Pandit Hirday Nath Kunzru: I am very glad to hear that. This is exactly what I wanted to point out. It will be better if instead of using the Governor as an instrument of the President, the power of disallowing Provincial Bills within a certain period is given to the President. In that case, the responsibility both in form and in reality will be that of the Central Executive. In the other case, there is likely to be friction between the Governor and his Cabinet. The case of Canadian provinces shows that this fear is not imaginary.
Now, I shall come, Sir, to article 188. I do not know whether my honourable Friend Mr. Krishnamachari can tell me with regard to this article too, that it is proposed to delete it or to modify it in view of the change that has been made in the method of choosing a Governor.
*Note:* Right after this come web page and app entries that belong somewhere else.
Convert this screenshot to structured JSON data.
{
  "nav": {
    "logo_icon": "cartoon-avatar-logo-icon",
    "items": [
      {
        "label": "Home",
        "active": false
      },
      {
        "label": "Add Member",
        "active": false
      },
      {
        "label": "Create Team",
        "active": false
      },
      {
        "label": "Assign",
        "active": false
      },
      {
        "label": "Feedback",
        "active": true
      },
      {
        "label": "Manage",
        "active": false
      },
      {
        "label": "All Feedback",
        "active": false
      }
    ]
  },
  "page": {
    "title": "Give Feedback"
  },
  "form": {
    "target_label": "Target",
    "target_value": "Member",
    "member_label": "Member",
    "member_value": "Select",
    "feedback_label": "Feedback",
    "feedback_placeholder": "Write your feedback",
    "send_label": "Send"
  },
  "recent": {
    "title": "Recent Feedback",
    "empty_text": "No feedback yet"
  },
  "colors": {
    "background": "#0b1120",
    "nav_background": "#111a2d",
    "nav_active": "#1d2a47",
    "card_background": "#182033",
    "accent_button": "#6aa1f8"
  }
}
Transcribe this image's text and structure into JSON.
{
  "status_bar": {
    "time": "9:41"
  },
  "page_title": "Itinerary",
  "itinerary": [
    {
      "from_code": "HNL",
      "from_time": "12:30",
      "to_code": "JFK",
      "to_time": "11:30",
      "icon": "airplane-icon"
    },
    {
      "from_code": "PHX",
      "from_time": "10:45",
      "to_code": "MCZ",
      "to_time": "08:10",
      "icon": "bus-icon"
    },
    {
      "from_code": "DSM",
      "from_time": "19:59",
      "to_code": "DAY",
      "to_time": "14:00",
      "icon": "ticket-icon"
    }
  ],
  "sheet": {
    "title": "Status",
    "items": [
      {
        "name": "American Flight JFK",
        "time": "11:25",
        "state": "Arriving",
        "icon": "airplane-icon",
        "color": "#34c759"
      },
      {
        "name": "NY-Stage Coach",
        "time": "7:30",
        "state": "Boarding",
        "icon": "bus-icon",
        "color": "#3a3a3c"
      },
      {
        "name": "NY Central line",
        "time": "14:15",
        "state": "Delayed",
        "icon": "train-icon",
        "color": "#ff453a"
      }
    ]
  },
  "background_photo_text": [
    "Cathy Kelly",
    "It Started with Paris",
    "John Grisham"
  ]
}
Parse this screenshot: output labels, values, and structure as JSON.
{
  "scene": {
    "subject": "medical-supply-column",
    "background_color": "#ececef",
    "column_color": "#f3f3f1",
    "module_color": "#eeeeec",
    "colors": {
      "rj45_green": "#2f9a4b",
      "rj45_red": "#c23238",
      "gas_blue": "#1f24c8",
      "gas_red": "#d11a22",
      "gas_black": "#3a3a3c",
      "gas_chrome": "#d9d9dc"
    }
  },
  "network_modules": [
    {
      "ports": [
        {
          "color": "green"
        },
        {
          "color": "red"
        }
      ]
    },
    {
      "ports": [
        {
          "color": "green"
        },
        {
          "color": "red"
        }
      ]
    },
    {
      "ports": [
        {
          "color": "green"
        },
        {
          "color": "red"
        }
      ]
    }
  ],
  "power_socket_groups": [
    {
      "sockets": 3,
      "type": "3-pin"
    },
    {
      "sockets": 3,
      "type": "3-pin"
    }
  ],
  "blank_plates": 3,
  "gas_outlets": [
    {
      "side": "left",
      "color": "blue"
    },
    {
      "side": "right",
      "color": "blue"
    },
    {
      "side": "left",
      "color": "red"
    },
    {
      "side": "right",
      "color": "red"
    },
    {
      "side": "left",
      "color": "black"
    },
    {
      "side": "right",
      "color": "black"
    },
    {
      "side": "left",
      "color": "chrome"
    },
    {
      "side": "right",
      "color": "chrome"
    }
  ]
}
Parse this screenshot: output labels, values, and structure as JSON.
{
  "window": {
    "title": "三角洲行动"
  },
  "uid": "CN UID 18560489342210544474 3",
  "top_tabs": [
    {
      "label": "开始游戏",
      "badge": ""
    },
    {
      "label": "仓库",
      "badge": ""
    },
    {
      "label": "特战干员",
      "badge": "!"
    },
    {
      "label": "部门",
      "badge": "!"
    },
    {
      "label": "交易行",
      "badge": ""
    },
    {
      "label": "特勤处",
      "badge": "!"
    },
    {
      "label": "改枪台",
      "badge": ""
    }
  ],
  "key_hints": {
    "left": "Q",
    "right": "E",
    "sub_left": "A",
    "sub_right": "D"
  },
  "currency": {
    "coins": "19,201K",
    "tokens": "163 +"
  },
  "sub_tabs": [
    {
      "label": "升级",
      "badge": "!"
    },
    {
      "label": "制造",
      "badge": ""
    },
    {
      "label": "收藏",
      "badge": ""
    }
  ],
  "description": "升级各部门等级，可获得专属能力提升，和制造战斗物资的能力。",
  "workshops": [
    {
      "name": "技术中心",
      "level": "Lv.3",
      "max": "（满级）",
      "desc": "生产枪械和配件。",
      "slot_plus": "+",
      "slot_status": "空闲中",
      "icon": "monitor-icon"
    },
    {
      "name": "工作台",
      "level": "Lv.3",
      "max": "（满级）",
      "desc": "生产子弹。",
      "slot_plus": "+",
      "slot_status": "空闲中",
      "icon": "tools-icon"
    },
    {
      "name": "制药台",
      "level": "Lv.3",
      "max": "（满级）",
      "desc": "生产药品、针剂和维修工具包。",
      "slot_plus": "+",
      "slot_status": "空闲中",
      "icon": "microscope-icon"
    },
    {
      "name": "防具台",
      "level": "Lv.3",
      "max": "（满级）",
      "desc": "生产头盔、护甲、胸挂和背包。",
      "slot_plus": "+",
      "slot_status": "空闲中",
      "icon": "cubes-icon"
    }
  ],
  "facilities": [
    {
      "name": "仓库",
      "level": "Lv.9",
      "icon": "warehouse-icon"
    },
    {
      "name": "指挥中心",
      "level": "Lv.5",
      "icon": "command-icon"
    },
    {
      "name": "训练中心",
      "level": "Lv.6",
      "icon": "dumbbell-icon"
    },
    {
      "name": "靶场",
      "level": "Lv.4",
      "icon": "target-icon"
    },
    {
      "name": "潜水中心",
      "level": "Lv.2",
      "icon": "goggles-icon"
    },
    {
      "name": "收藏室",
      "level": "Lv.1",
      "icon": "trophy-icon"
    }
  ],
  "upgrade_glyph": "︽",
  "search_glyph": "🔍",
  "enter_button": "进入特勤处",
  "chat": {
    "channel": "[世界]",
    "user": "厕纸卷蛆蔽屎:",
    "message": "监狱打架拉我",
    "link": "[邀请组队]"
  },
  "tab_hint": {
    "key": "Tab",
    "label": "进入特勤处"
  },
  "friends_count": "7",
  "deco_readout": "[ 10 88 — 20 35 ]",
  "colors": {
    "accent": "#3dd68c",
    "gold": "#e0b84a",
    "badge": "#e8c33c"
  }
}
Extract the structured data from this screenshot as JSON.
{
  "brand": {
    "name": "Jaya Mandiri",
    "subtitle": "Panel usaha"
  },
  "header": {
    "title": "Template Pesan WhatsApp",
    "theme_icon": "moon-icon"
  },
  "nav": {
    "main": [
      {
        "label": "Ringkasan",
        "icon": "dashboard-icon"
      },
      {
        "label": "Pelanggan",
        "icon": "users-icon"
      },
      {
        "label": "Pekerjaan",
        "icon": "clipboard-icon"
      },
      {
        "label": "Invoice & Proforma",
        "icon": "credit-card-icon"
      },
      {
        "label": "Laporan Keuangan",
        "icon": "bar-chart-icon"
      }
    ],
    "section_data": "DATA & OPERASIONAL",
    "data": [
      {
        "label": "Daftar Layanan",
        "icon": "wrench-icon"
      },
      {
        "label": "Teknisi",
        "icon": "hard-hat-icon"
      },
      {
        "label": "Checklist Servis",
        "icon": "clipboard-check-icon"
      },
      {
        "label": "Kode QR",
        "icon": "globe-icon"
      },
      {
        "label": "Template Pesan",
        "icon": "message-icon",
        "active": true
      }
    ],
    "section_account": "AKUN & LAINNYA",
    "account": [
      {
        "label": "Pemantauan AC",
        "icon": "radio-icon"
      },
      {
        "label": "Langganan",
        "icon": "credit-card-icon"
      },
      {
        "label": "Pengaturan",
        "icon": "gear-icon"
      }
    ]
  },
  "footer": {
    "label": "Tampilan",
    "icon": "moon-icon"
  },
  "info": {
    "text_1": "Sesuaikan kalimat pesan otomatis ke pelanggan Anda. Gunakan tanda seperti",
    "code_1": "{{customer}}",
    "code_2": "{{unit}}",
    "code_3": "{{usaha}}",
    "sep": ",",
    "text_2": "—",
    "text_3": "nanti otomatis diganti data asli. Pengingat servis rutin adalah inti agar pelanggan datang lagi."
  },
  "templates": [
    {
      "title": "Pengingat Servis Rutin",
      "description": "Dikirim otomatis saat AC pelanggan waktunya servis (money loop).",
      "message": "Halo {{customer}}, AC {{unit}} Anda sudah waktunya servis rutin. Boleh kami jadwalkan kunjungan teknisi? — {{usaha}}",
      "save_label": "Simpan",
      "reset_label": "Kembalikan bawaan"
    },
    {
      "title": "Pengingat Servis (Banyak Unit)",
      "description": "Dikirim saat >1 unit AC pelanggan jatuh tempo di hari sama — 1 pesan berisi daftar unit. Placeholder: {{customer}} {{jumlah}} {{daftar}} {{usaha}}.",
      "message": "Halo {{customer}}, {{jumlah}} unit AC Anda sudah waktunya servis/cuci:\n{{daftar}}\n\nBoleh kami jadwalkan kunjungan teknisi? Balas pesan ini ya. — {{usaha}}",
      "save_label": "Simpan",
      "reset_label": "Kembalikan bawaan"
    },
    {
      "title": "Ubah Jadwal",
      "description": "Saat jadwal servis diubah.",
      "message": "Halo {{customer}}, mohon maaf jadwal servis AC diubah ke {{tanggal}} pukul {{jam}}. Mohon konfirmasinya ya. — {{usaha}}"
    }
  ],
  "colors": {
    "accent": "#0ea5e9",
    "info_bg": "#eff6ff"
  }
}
When the House resolved two years ago in favour of the election of Governors, the main argument put forward was that a situation of such a character may arise as to require that the Governor should have the power of acting decisively in grave emergencies. It was felt that responsible Ministries dependent upon popular support might not in a crisis be able to act with the strength required by the situation and that it would, therefore, be wise to entrust the elected supreme executive in a province with adequate powers to maintain the peace of the province, should it be confronted with a grave emergency. Opinion in this House on that subject has changed since 1947, as shown by the approval that the amendment of my honourable Friend Mr. Brajeshwar Prasad has received so far. I hope, therefore, Sir, that article 188 will be deleted. The President of the Republic can under another article be enable to take action where the peace of the country is threatened because of anything happening in a province, or where a province is face to face with a situation which if not firmly handled might lead to conflagration. I think, Sir, that this would be a better method of dealing with provincial emergencies than allowing the Provincial Governor to take the administration into his own hands. But though the ultimate power will rest with the President of the Republic, he will probably not take any action without consulting the Governor. The latter can well bring the position in his province to the notice of the President and leave him to decide what action should be taken.
I hope, Sir, in view of this that article 188 should be deleted or amended so that it may be consistent with the establishment of responsible ministries in provinces and may not lead to bitter conflicts between the Governor and his Cabinet. LSet such control as has to be exercised in emergencies under the Constitution be exercised by the President of the Republic directly and not through the Governor so that he and his Cabinet may not come into conflict with one another.
The Honourable Shri B. G. Kher : Does the honourable Member support or oppose the amendment?
The Assembly then adjourned till Eight of the Clock on Tuesday, the 31st May, 1949.